I answer:

Yes. Scripture says:

Proverbs 17:15 English Standard Version
He who justifies the wicked and he who condemns the righteous are both alike an abomination to the LORD.

So, why would God do something He considers abominable?


Is the justification of Abraham equal to the justification we receive in the New Testament?
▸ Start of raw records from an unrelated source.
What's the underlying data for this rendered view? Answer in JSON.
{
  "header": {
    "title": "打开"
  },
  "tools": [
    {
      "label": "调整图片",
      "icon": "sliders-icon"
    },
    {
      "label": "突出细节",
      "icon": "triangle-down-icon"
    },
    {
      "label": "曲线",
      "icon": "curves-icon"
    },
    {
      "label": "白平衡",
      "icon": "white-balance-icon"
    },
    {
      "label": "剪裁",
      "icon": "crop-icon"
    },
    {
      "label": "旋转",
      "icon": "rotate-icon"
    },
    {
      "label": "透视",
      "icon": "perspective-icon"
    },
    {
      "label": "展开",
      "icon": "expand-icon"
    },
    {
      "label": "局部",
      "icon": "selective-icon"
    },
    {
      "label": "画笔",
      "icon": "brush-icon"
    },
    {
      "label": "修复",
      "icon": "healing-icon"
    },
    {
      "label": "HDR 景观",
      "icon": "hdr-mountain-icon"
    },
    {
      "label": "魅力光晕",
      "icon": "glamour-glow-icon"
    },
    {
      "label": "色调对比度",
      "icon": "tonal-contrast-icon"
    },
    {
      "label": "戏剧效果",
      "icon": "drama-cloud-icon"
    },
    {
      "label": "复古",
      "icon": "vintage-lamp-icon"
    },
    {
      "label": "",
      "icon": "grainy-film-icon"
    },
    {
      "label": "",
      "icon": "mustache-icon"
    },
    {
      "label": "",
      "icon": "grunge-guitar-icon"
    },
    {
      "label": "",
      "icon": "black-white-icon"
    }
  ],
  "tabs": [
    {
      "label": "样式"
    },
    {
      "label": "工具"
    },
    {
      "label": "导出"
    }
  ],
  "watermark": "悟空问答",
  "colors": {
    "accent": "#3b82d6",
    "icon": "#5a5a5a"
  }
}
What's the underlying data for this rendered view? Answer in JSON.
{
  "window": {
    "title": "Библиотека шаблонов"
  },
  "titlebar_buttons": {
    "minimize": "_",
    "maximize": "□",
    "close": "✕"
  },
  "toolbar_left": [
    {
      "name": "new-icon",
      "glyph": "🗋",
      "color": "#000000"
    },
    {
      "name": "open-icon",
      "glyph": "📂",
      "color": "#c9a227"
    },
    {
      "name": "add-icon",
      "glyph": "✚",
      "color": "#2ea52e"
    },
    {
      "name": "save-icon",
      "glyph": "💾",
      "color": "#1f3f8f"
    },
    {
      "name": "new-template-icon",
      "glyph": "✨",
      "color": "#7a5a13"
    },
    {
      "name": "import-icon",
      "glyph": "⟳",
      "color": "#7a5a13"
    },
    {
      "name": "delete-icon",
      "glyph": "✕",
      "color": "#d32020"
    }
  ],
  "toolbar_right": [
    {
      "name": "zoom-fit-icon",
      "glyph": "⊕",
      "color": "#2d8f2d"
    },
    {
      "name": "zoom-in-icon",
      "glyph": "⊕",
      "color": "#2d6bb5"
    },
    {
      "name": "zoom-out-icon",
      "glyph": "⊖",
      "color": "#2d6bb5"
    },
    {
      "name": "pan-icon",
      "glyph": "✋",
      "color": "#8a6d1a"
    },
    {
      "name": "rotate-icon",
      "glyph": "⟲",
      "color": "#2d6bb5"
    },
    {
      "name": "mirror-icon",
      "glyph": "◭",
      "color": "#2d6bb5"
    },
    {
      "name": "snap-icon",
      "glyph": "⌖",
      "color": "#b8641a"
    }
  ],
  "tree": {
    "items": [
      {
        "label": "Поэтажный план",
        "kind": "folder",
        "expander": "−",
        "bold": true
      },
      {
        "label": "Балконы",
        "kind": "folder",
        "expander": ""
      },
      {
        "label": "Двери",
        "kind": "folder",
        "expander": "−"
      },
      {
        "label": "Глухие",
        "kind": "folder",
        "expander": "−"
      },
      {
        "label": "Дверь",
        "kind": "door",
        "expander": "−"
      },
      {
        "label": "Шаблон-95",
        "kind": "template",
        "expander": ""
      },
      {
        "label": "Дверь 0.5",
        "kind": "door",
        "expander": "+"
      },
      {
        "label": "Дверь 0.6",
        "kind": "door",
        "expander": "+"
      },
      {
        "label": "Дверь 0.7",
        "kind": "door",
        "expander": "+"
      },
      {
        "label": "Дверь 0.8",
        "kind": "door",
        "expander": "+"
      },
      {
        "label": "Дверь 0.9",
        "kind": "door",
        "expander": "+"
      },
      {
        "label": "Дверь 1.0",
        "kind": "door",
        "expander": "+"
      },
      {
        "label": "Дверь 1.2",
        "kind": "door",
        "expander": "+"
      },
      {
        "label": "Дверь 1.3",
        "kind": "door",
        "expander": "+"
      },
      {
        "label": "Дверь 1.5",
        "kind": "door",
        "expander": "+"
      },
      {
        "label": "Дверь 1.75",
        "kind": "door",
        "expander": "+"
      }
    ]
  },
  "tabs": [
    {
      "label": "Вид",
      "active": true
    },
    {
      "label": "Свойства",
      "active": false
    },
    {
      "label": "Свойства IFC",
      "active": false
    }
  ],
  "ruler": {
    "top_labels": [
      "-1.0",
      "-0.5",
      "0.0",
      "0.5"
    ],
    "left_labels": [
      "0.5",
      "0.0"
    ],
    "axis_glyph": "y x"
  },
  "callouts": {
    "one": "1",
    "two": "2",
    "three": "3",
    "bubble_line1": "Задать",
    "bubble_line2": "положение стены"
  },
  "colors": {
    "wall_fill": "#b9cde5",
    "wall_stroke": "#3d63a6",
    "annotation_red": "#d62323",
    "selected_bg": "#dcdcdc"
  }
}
It was while reading the Creed Cult Code blog about “The Mediocrity of the New Covenant?” when I thought about this,
Is the justification of Abraham equal to the justification we receive in the New Testament?
Because, if it is, then the New Testament is not superior to the Old.  But Scrpture says:
But now hath he obtained a more excellent ministry, by how much also he is the mediator of a better covenant, which was established upon better promises.
I think this verse from Scripture makes the point clear that the New Testament is superior and that the justification of the sinner in the New Testament is superior to that of the Old.
Matthew 11:11 Verily I say unto you, Among them that are born of women there hath not risen a greater than John the Baptist: notwithstanding he that is least in the kingdom of heaven is greater than he.
At the time when Jesus made this statement, the OT Patriarchs had not been Baptized of the Holy Spirit. They were only born of woman. They had not been renewed and regenerated by the Holy Spirit.
And Jesus said that John the Baptist was the greatest of these. John the Baptist had also not received the Baptism of Jesus Christ.  But we, who are baptized, are citizens of the Kingdom of heaven.
Hebrews 12:22  King James Version (KJV)
22 But ye are come unto mount Sion, and unto the city of the living God, the heavenly Jerusalem, and to an innumerable company of angels,
Therefore, justification in the NT is greater than justification in the OT.
Therefore, when Scripture says in
Gen 15:6 “He believed and it was credited to him as righteousness”,
Abraham did not receive at that moment, the indwelling of the Holy Spirit nor a new life in Christ. He was not born again.
Certainly, after many centuries, he received what we receive the moment we are justified. And of course, the Catholic Church teaches that this happens in the Sacrament of Baptism.  But that brings us back to “imputation”. And I think I can ask this in a different manner.
“Abraham believed God, and it was imputed unto him for righteousness.”
Protestants frequently say it this way, “The righteousness of Christ was imputed unto Abraham”.
Does that Protestant terminology mean the same thing as “being born again in the image of Christ”?  and does it result in the indwelling of the Holy Spirit?
Because I don’t see that in Scripture.
Scripture says that we are promised the Holy Spirit in Baptism:
Acts 2:38 Peter replied, “Repent and be baptized, every one of you, in the name of Jesus Christ for the forgiveness of your sins. And you will receive the gift of the Holy Spirit. 39 The promise is for you and your children and for all who are far off—for all whom the Lord our God will call.”
And Scripture says that Abraham did not receive that promise:
Hebrews 11:39New International Version (NIV)
39 These were all commended for their faith, yet none of them received what had been promised,
Nor could he, since the Holy Spirit was not yet given:
John 7:39  New International Version
By this he meant the Spirit, whom those who believed in him were later to receive. Up to that time the Spirit had not been given, since Jesus had not yet been glorified.
Does that make sense?